About this exercise> Which of the lines in the listing that follows hold "JSON"? Pull each one out.

[Records for the task Boundary: Start]

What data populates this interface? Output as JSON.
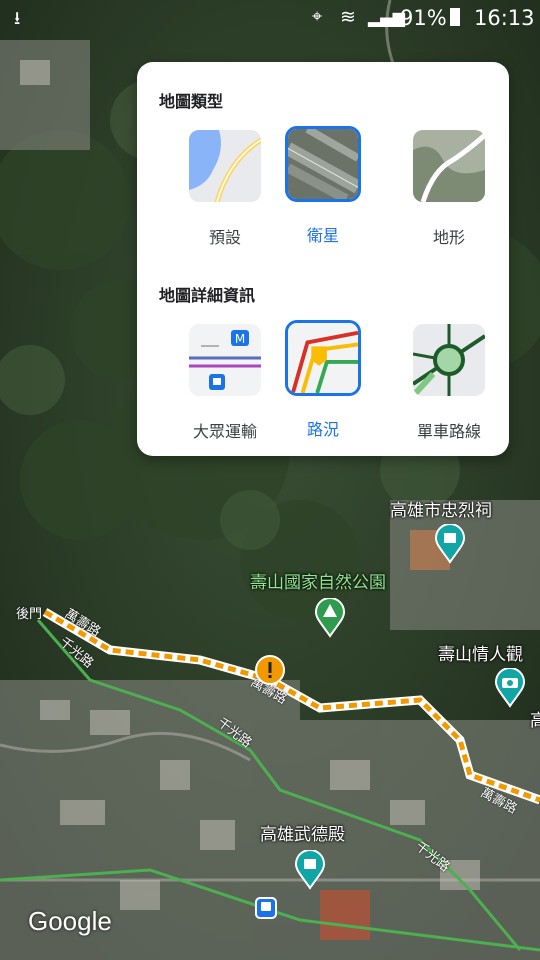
{
  "status": {
    "battery": "91%",
    "time": "16:13"
  },
  "panel": {
    "map_type_title": "地圖類型",
    "map_types": [
      {
        "label": "預設",
        "selected": false
      },
      {
        "label": "衛星",
        "selected": true
      },
      {
        "label": "地形",
        "selected": false
      }
    ],
    "details_title": "地圖詳細資訊",
    "details": [
      {
        "label": "大眾運輸",
        "selected": false
      },
      {
        "label": "路況",
        "selected": true
      },
      {
        "label": "單車路線",
        "selected": false
      }
    ]
  },
  "map": {
    "labels": {
      "zhonglie": "高雄市忠烈祠",
      "park": "壽山國家自然公園",
      "lovers": "壽山情人觀",
      "wude": "高雄武德殿",
      "houmen": "後門",
      "road1": "萬壽路",
      "road2": "千光路",
      "road3": "千光路",
      "road4": "萬壽路",
      "road5": "千光路",
      "road6": "萬壽路",
      "edge_char": "高"
    },
    "logo": "Google"
  },
  "colors": {
    "accent": "#1a73e8",
    "traffic": "#f29900",
    "bike_route": "#4caf50"
  }
}
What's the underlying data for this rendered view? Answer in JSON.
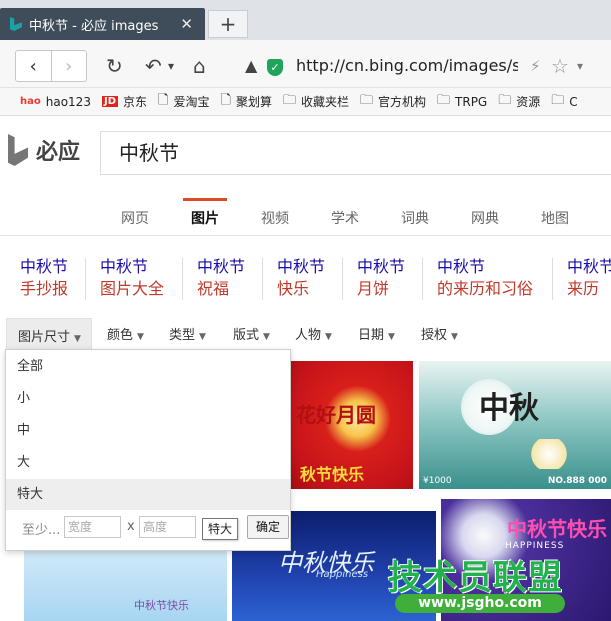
{
  "browser": {
    "tab_title": "中秋节 - 必应 images",
    "tab_close": "✕",
    "new_tab": "+",
    "url": "http://cn.bing.com/images/searc",
    "back": "‹",
    "forward": "›",
    "reload": "↻",
    "undo": "↶",
    "undo_caret": "▾",
    "home": "⌂",
    "bolt": "⚡",
    "star": "☆",
    "menu_caret": "▾",
    "bookmarks": [
      {
        "label": "hao123",
        "icon": "hao123-icon"
      },
      {
        "label": "京东",
        "icon": "jd-icon"
      },
      {
        "label": "爱淘宝",
        "icon": "page-icon"
      },
      {
        "label": "聚划算",
        "icon": "page-icon"
      },
      {
        "label": "收藏夹栏",
        "icon": "folder-icon"
      },
      {
        "label": "官方机构",
        "icon": "folder-icon"
      },
      {
        "label": "TRPG",
        "icon": "folder-icon"
      },
      {
        "label": "资源",
        "icon": "folder-icon"
      },
      {
        "label": "C",
        "icon": "folder-icon"
      }
    ]
  },
  "bing": {
    "logo_text": "必应",
    "query": "中秋节",
    "scopes": [
      "网页",
      "图片",
      "视频",
      "学术",
      "词典",
      "网典",
      "地图"
    ],
    "active_scope": "图片",
    "accent_color": "#de4a26",
    "related": [
      {
        "l1": "中秋节",
        "l2": "手抄报"
      },
      {
        "l1": "中秋节",
        "l2": "图片大全"
      },
      {
        "l1": "中秋节",
        "l2": "祝福"
      },
      {
        "l1": "中秋节",
        "l2": "快乐"
      },
      {
        "l1": "中秋节",
        "l2": "月饼"
      },
      {
        "l1": "中秋节",
        "l2": "的来历和习俗"
      },
      {
        "l1": "中秋节",
        "l2": "来历"
      }
    ],
    "filters": [
      "图片尺寸",
      "颜色",
      "类型",
      "版式",
      "人物",
      "日期",
      "授权"
    ],
    "size_dropdown": {
      "options": [
        "全部",
        "小",
        "中",
        "大",
        "特大"
      ],
      "highlighted": "特大",
      "custom_label": "至少...",
      "width_placeholder": "宽度",
      "height_placeholder": "高度",
      "times": "x",
      "ok": "确定",
      "tooltip": "特大"
    },
    "images": [
      {
        "t1": "花好月圆",
        "t2": "秋节快乐"
      },
      {
        "t1": "中秋",
        "t2": "NO.888 000",
        "t3": "¥1000"
      },
      {
        "t1": "中秋节快乐"
      },
      {
        "t1": "中秋快乐",
        "t2": "Happiness"
      },
      {
        "t1": "中秋节快乐",
        "t2": "HAPPINESS"
      }
    ]
  },
  "watermark": {
    "title": "技术员联盟",
    "url": "www.jsgho.com"
  }
}
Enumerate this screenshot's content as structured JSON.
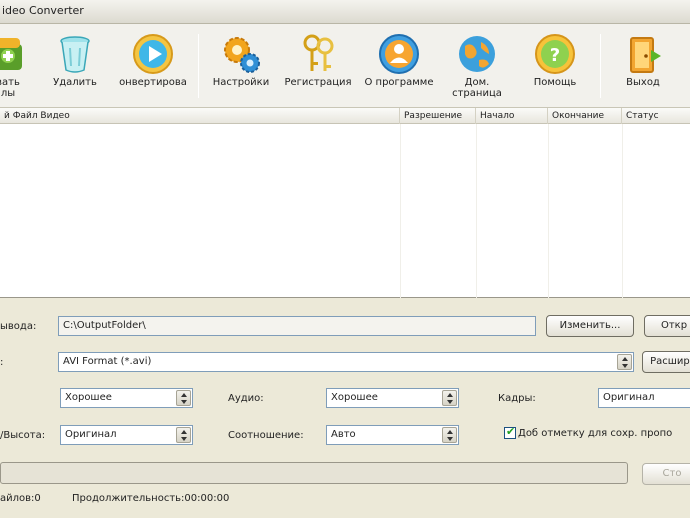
{
  "window": {
    "title": "ideo Converter"
  },
  "toolbar": {
    "buttons": [
      {
        "label": "вать\nлы",
        "icon": "add-files-icon"
      },
      {
        "label": "Удалить",
        "icon": "trash-icon"
      },
      {
        "label": "онвертирова",
        "icon": "convert-play-icon"
      },
      {
        "label": "Настройки",
        "icon": "gears-icon"
      },
      {
        "label": "Регистрация",
        "icon": "keys-icon"
      },
      {
        "label": "О программе",
        "icon": "user-about-icon"
      },
      {
        "label": "Дом.\nстраница",
        "icon": "globe-home-icon"
      },
      {
        "label": "Помощь",
        "icon": "help-icon"
      },
      {
        "label": "Выход",
        "icon": "exit-door-icon"
      }
    ]
  },
  "file_list": {
    "columns": [
      "й Файл Видео",
      "Разрешение",
      "Начало",
      "Окончание",
      "Статус"
    ],
    "rows": []
  },
  "settings": {
    "output_label": "ывода:",
    "output_path": "C:\\OutputFolder\\",
    "change_button": "Изменить...",
    "open_button": "Откр",
    "format_label": ":",
    "format_value": "AVI Format (*.avi)",
    "advanced_button": "Расшире",
    "quality_value": "Хорошее",
    "audio_label": "Аудио:",
    "audio_value": "Хорошее",
    "frames_label": "Кадры:",
    "frames_value": "Оригинал",
    "size_label": "/Высота:",
    "size_value": "Оригинал",
    "ratio_label": "Соотношение:",
    "ratio_value": "Авто",
    "keep_checkbox_label": "Доб отметку для сохр. пропо",
    "keep_checkbox_checked": true,
    "stop_button": "Сто"
  },
  "status": {
    "files": "айлов:0",
    "duration": "Продолжительность:00:00:00"
  }
}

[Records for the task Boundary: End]

Solution to this exercise>
What data populates this interface? Output as JSON.
What's the underlying data for this rendered view? Answer in JSON.
Enumerate this screenshot's content as structured JSON.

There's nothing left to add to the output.